In Portland, the Oregon Humane Society and Portland VMA are participating in the program. In 12 months, almost 11,000 cats and dogs were adopted, and 180 practices were visited. According to certificates that veterinarians returned to the CATalyst Council, nearly 20 percent of adopters completed the free examination, with 60 percent of those forward-booking the pet’s next appointment.

In Columbus, the program participants are Capital Area Humane and members of the Columbus Academy of Veterinary Medicine. In 11 months, 2,835 pets were adopted, and eight practices were visited. Twenty-seven percent of pet adopters selected a veterinarian at the time of adoption.

In Colorado, the Dumb Friends League Buddy Center in Douglas County and the Colorado VMA are piloting a similar program. Ten participating veterinary clinics offer a free examination and up to $500 toward the cost of a shelter-related illness such as an upper respiratory tract infection. In the first eight months of 2015, 58 percent of pet adopters completed the examination, with 21 percent of those pets having costs for a shelter-related illness—at a mean retail cost of $62.

CATalyst Council is piloting its software platform in Colorado, Ohio, and Delaware. The first phase is a communication portal, and the second and third phases add connectivity to shelter and practice software.

Delaware Humane is starting to use the communication portal by entering data manually. The portal then will send email messages to the adopter and veterinarian. CATalyst Council plans to pilot connectivity to shelter and practice software in Colorado and then in Ohio and Delaware. 

Dr. Brunt said, “Our eventual goal is to be able to help the adopter make the appointment at the point of adoption.” 

Delaware experience 

Carroll said Delaware Humane has made a strategic choice to build a relationship with private practitioners. Three other shelters in the community have clinics open to the public. 

For just over a year, Delaware Humane has been asking adopters to choose a private practitioner to visit for a free examination. The shelter has been faxing information to veterinarians but is switching to the new communication portal.

Regarding Catalyst Connection overall, Carroll said, “I do get a sense that it is building the relationship between us as Delaware Humane and the veterinary practices. I think it’s strengthening that. And, to me, it just has a lot of payoff ultimately because it gets them clients, obviously, and it gets the animals taken care of medically.” Plus, veterinarians may refer people to Delaware Humane to adopt pets. 

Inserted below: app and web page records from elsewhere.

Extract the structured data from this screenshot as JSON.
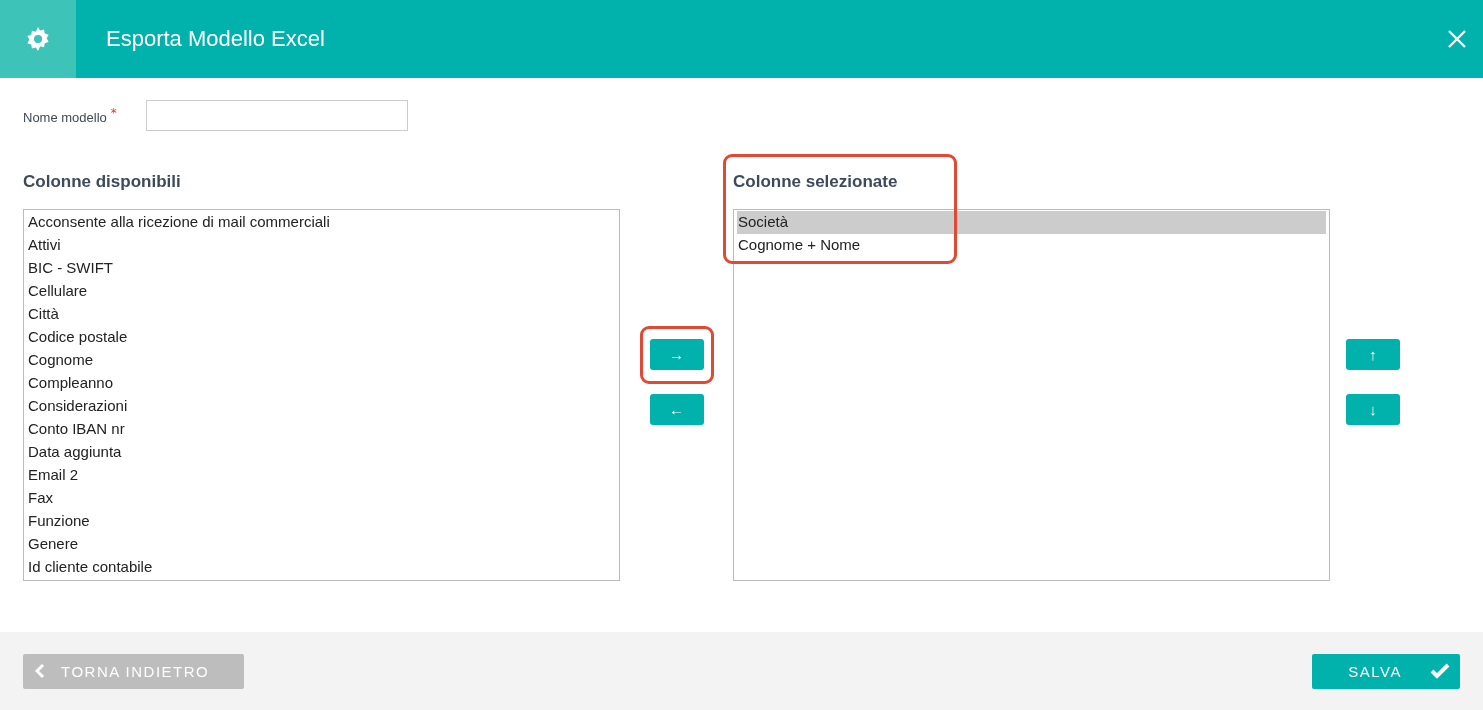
{
  "window": {
    "title": "Esporta Modello Excel"
  },
  "form": {
    "name_label": "Nome modello",
    "required_mark": "*"
  },
  "available": {
    "heading": "Colonne disponibili",
    "annotated": false,
    "items": [
      {
        "label": "Acconsente alla ricezione di mail commerciali",
        "selected": false
      },
      {
        "label": "Attivi",
        "selected": false
      },
      {
        "label": "BIC - SWIFT",
        "selected": false
      },
      {
        "label": "Cellulare",
        "selected": false
      },
      {
        "label": "Città",
        "selected": false
      },
      {
        "label": "Codice postale",
        "selected": false
      },
      {
        "label": "Cognome",
        "selected": false
      },
      {
        "label": "Compleanno",
        "selected": false
      },
      {
        "label": "Considerazioni",
        "selected": false
      },
      {
        "label": "Conto IBAN nr",
        "selected": false
      },
      {
        "label": "Data aggiunta",
        "selected": false
      },
      {
        "label": "Email 2",
        "selected": false
      },
      {
        "label": "Fax",
        "selected": false
      },
      {
        "label": "Funzione",
        "selected": false
      },
      {
        "label": "Genere",
        "selected": false
      },
      {
        "label": "Id cliente contabile",
        "selected": false
      }
    ]
  },
  "transfer_buttons": [
    {
      "symbol": "→",
      "annotated": true
    },
    {
      "symbol": "←",
      "annotated": false
    }
  ],
  "selected_columns": {
    "heading": "Colonne selezionate",
    "annotated": true,
    "items": [
      {
        "label": "Società",
        "selected": true
      },
      {
        "label": "Cognome + Nome",
        "selected": false
      }
    ]
  },
  "order_buttons": [
    {
      "symbol": "↑"
    },
    {
      "symbol": "↓"
    }
  ],
  "footer": {
    "back": "TORNA INDIETRO",
    "save": "SALVA"
  }
}
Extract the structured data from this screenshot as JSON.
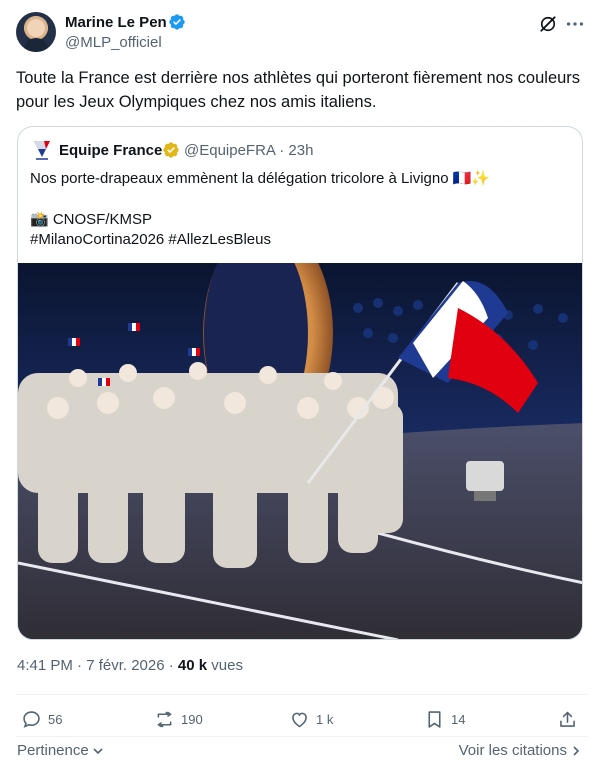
{
  "author": {
    "name": "Marine Le Pen",
    "handle": "@MLP_officiel"
  },
  "tweet": {
    "text": "Toute la France est derrière nos athlètes qui porteront fièrement nos couleurs pour les Jeux Olympiques chez nos amis italiens."
  },
  "quote": {
    "name": "Equipe France",
    "handle_time": "@EquipeFRA · 23h",
    "line1": "Nos porte-drapeaux emmènent la délégation tricolore à Livigno 🇫🇷✨",
    "line2": "📸 CNOSF/KMSP",
    "line3": "#MilanoCortina2026 #AllezLesBleus"
  },
  "meta": {
    "time": "4:41 PM · 7 févr. 2026 · ",
    "views_count": "40 k",
    "views_label": " vues"
  },
  "actions": {
    "replies": "56",
    "reposts": "190",
    "likes": "1 k",
    "bookmarks": "14"
  },
  "footer": {
    "sort_label": "Pertinence",
    "quotes_link": "Voir les citations"
  },
  "colors": {
    "verified_blue": "#1d9bf0",
    "verified_gold": "#e2b719",
    "muted": "#536471",
    "border": "#cfd9de"
  }
}
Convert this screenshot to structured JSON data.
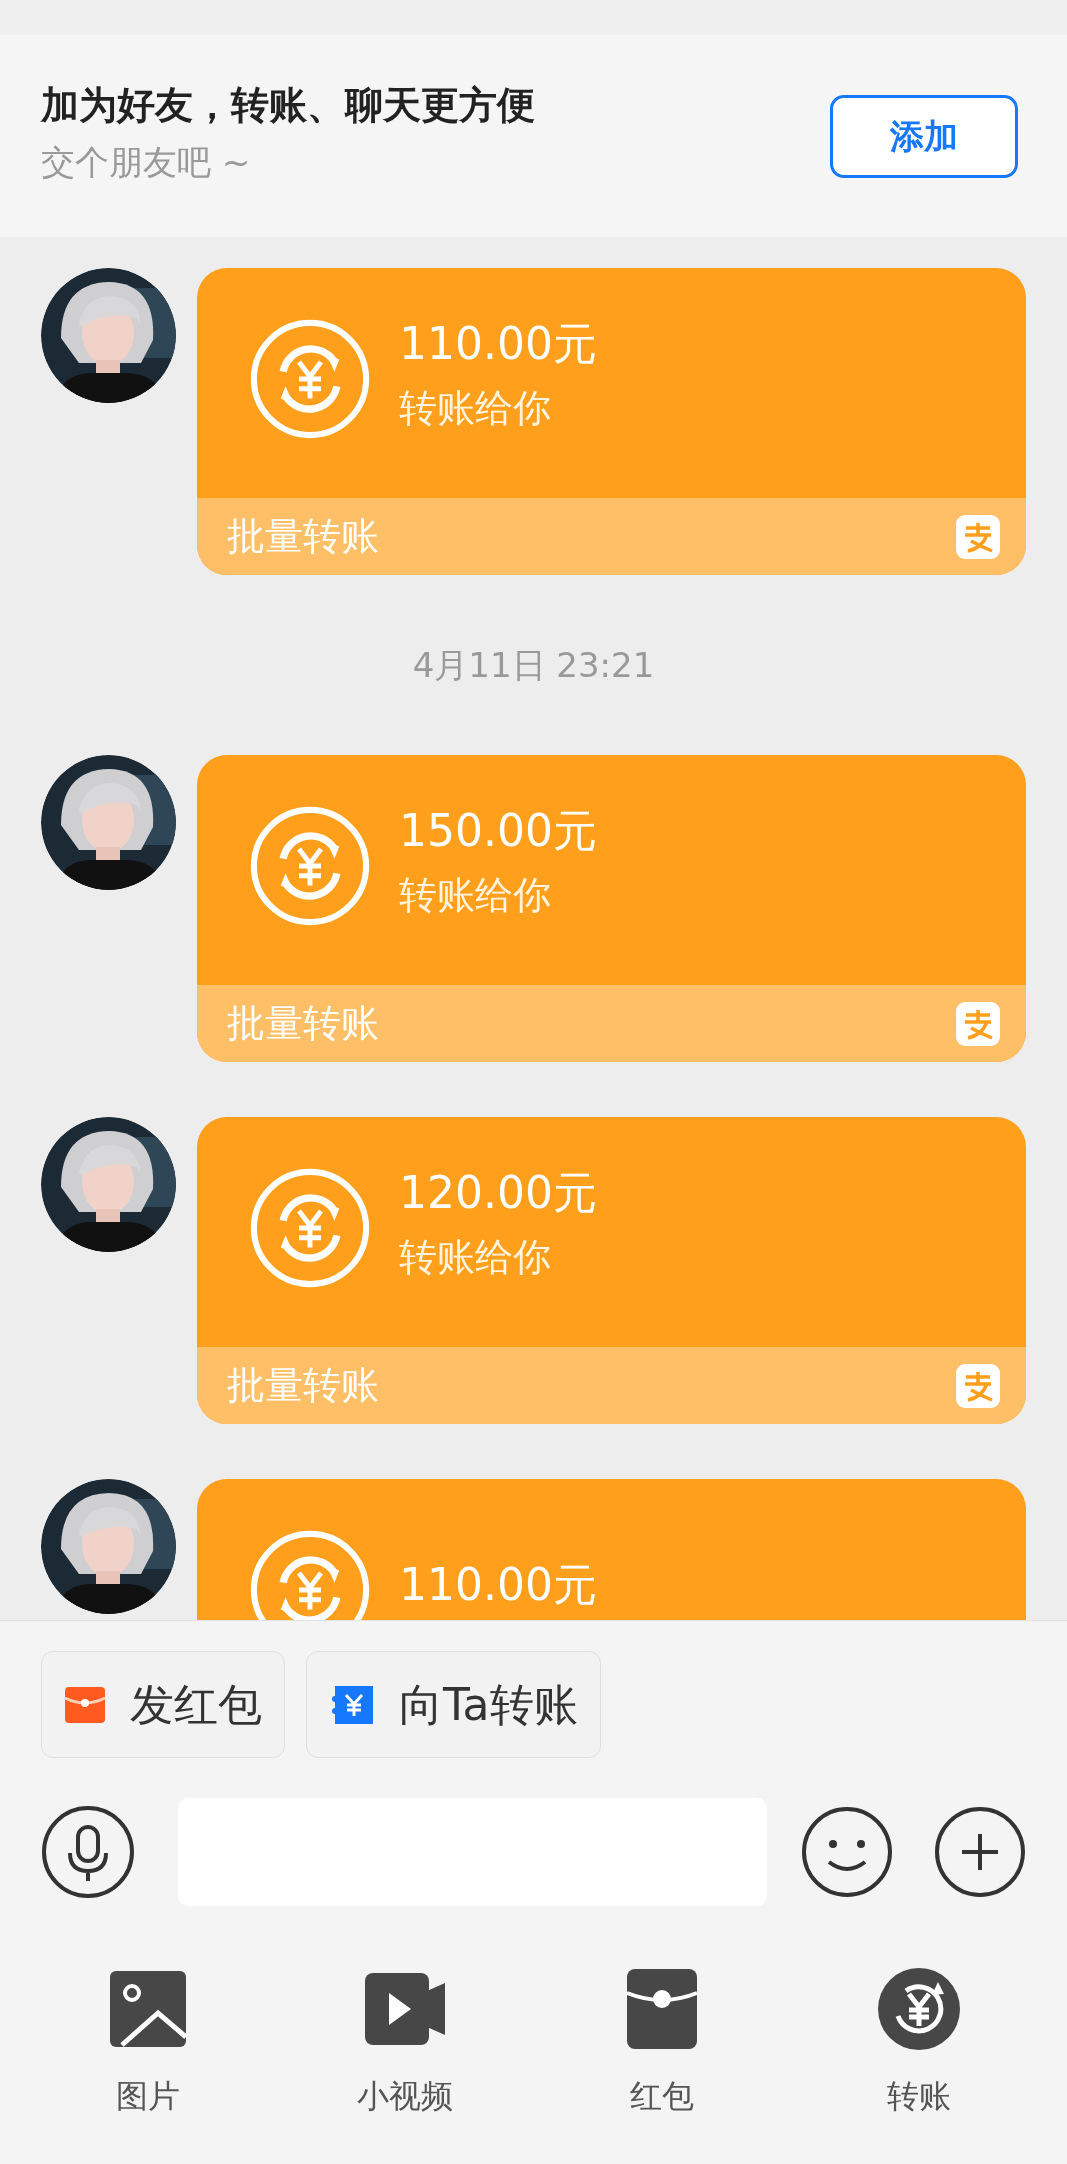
{
  "banner": {
    "title": "加为好友，转账、聊天更方便",
    "subtitle": "交个朋友吧 ~",
    "button": "添加"
  },
  "messages": [
    {
      "kind": "transfer",
      "amount": "110.00元",
      "note": "转账给你",
      "footer": "批量转账"
    },
    {
      "kind": "time",
      "text": "4月11日 23:21"
    },
    {
      "kind": "transfer",
      "amount": "150.00元",
      "note": "转账给你",
      "footer": "批量转账"
    },
    {
      "kind": "transfer",
      "amount": "120.00元",
      "note": "转账给你",
      "footer": "批量转账"
    },
    {
      "kind": "transfer",
      "amount": "110.00元"
    }
  ],
  "quick_actions": [
    {
      "kind": "red_packet",
      "label": "发红包"
    },
    {
      "kind": "transfer",
      "label": "向Ta转账"
    }
  ],
  "toolbar": [
    {
      "label": "图片"
    },
    {
      "kind": "video",
      "label": "小视频"
    },
    {
      "kind": "red_packet",
      "label": "红包"
    },
    {
      "kind": "transfer",
      "label": "转账"
    }
  ]
}
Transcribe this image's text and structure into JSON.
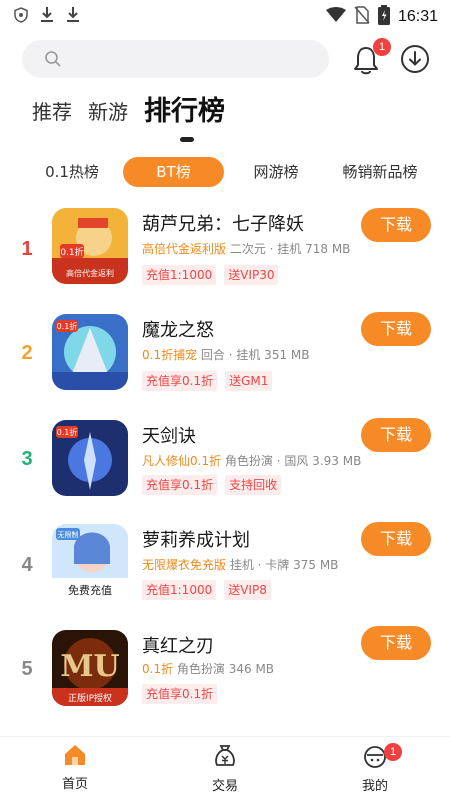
{
  "status_bar": {
    "time": "16:31"
  },
  "header": {
    "notification_count": "1"
  },
  "main_tabs": [
    {
      "label": "推荐"
    },
    {
      "label": "新游"
    },
    {
      "label": "排行榜"
    }
  ],
  "sub_tabs": [
    {
      "label": "0.1热榜"
    },
    {
      "label": "BT榜"
    },
    {
      "label": "网游榜"
    },
    {
      "label": "畅销新品榜"
    }
  ],
  "games": [
    {
      "rank": "1",
      "name": "葫芦兄弟：七子降妖",
      "promo": "高倍代金返利版",
      "meta": "二次元 · 挂机  718 MB",
      "tags": [
        "充值1:1000",
        "送VIP30"
      ],
      "download_label": "下载",
      "rank_color": "#e8403a"
    },
    {
      "rank": "2",
      "name": "魔龙之怒",
      "promo": "0.1折捕宠",
      "meta": "回合 · 挂机  351 MB",
      "tags": [
        "充值享0.1折",
        "送GM1"
      ],
      "download_label": "下载",
      "rank_color": "#f2a22a"
    },
    {
      "rank": "3",
      "name": "天剑诀",
      "promo": "凡人修仙0.1折",
      "meta": "角色扮演 · 国风  3.93 MB",
      "tags": [
        "充值享0.1折",
        "支持回收"
      ],
      "download_label": "下载",
      "rank_color": "#22b07a"
    },
    {
      "rank": "4",
      "name": "萝莉养成计划",
      "promo": "无限爆衣免充版",
      "meta": "挂机 · 卡牌  375 MB",
      "tags": [
        "充值1:1000",
        "送VIP8"
      ],
      "download_label": "下载",
      "rank_color": "#888888"
    },
    {
      "rank": "5",
      "name": "真红之刃",
      "promo": "0.1折",
      "meta": "角色扮演  346 MB",
      "tags": [
        "充值享0.1折"
      ],
      "download_label": "下载",
      "rank_color": "#888888"
    }
  ],
  "bottom_nav": [
    {
      "label": "首页"
    },
    {
      "label": "交易"
    },
    {
      "label": "我的",
      "badge": "1"
    }
  ],
  "colors": {
    "accent": "#f68a27",
    "tag_text": "#ef4545",
    "tag_bg": "#fdecec",
    "promo": "#f08a1c"
  }
}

Dr. Morgan Dawkins is a partner with a hospital group in the Wilmington area that has for decades provided free examinations for newly adopted pets from Delaware Humane and the Delaware Society for the Prevention of Cruelty to Animals.

Quite a few clients have come from Delaware Humane, and quite a few have stayed as long-term clients. With Catalyst Connection, if adopters who choose the hospital group do not schedule an appointment, the hospital group follows up with the adopters.

“If we can even get them in the door for that first visit, it gives us the opportunity to hopefully educate them on why they should be coming back for routine care,” Dr. Dawkins said.

He said it is amazing how many cats he does not see until many years after adoption, even eight to 10 years later, that had not seen a veterinarian since leaving the shelter.

Regarding Catalyst Connection, Dr. Dawkins said, “I think it’s a great program. The idea of shelters working with veterinarians and trying to make sure that clients get to a veterinarian is in the best interest of the pet and the client.”

Related JAVMA content:

Finding a way forward with nonprofit service providers (Nov. 1, 2014)  

CATalyst program to connect pet adopters, veterinarians (Sept. 1, 2013)  

Relations rarely adversarial between practices, shelters (March 15, 2013)